Colorado Governor Jared Polis recently signed the Healthy Families and Workplaces Act, which will soon require Colorado employers to provide workers with up to six paid sick days per year. In addition, the new law immediately broadens the Families First Coronavirus Response Act, requiring Colorado employers to provide two weeks of paid sick leave to employees affected by COVID-19, regardless of the number of employees they have.
In the latest update to our Q&A guide to returning to work in the time of COVID-19, we lay out considerations and action items for retailers — including bars and restaurants, personal health and beauty service providers, and clothing and big box stores — as they prepare to safely reopen their doors to customers.
For the full guide, visit the Faegre Drinker website.
After an initial wave that saw a focus on closing or limiting “non-essential” or “non-life sustaining” businesses and limiting individual travel, states and municipalities have shifted their attention to protections for those who are continuing to work and travel as they perform essential personal and professional functions.

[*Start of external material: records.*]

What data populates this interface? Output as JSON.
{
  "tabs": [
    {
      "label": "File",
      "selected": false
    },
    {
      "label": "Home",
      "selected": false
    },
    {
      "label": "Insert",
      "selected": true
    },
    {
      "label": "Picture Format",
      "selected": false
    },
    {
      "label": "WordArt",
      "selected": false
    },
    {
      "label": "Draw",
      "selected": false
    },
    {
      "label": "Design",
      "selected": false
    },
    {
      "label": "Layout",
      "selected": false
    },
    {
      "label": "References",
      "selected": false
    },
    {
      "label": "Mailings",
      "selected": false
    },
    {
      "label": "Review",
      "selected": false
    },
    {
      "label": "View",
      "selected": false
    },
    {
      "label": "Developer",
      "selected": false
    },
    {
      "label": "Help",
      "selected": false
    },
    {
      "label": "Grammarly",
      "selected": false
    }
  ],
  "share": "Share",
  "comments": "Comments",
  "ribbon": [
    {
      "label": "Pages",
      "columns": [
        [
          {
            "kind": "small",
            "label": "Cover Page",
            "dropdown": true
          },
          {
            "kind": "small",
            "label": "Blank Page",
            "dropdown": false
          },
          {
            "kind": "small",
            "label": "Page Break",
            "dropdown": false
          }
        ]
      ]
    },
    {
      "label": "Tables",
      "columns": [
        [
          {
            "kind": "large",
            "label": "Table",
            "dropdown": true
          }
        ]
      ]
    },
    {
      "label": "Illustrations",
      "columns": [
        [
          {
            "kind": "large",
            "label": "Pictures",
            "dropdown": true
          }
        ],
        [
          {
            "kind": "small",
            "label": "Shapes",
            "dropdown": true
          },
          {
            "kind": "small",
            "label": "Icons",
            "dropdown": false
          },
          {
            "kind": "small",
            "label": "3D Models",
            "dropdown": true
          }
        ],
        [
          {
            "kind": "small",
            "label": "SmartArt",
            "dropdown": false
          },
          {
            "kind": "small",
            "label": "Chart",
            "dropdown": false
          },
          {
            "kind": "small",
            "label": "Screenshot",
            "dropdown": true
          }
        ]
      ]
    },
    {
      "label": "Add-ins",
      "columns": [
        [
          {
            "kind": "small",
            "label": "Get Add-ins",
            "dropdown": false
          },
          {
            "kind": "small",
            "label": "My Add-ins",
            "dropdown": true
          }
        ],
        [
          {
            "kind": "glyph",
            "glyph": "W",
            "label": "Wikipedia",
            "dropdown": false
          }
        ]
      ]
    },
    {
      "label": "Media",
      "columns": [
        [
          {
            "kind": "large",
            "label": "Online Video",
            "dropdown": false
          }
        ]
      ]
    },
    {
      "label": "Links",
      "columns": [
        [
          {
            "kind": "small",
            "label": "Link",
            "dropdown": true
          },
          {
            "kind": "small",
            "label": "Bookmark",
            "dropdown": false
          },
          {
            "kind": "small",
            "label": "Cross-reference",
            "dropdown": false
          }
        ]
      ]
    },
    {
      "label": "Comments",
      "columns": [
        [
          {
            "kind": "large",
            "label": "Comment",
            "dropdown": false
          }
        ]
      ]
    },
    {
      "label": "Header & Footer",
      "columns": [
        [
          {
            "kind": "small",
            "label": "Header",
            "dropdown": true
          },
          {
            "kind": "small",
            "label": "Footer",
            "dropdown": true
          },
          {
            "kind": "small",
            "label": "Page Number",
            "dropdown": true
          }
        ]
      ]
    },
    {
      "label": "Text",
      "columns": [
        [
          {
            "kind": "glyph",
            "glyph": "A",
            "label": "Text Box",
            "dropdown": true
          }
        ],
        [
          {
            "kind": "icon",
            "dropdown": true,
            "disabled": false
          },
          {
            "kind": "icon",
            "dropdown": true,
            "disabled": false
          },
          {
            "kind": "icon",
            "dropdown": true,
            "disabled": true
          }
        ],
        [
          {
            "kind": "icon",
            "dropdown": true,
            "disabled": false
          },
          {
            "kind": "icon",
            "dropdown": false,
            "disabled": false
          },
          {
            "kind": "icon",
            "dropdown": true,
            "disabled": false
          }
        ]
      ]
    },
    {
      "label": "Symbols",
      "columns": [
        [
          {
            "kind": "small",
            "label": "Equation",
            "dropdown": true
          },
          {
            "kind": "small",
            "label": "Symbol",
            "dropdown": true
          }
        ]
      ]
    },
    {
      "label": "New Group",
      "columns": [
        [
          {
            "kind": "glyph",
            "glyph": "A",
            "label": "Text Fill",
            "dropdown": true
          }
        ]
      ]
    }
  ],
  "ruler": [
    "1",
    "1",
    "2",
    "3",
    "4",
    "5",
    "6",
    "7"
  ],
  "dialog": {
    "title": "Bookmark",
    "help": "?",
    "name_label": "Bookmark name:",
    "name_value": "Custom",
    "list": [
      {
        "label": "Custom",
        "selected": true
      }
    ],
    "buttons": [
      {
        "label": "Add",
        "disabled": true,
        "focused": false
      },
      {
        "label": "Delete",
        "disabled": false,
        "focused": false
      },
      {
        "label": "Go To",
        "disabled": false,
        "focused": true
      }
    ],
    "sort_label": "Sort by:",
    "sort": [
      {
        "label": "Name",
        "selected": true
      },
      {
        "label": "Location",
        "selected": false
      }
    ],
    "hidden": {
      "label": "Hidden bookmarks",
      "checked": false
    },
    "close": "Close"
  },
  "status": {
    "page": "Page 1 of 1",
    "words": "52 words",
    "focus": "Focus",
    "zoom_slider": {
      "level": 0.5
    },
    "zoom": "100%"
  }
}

The primary, but not only, area of such focus is on mandating the use of cloth or fabric masks. This change has come as more has become known about how the highly infectious coronavirus spreads, with the Centers for Disease Control and Prevention (CDC) now recommending that cloth face coverings be worn “in public settings where other social distancing measures are difficult to maintain,” such as grocery stores and pharmacies, “especially in areas of significant community-based transmission.”
These new orders vary in their scope and strictness. The Pennsylvania Department of Health, for example, has issued an order requiring masks to be worn by employees of businesses authorized to maintain in-person operations and further requiring employers to provide such masks. The Pennsylvania order also requires most shoppers to wear masks before entering most stores.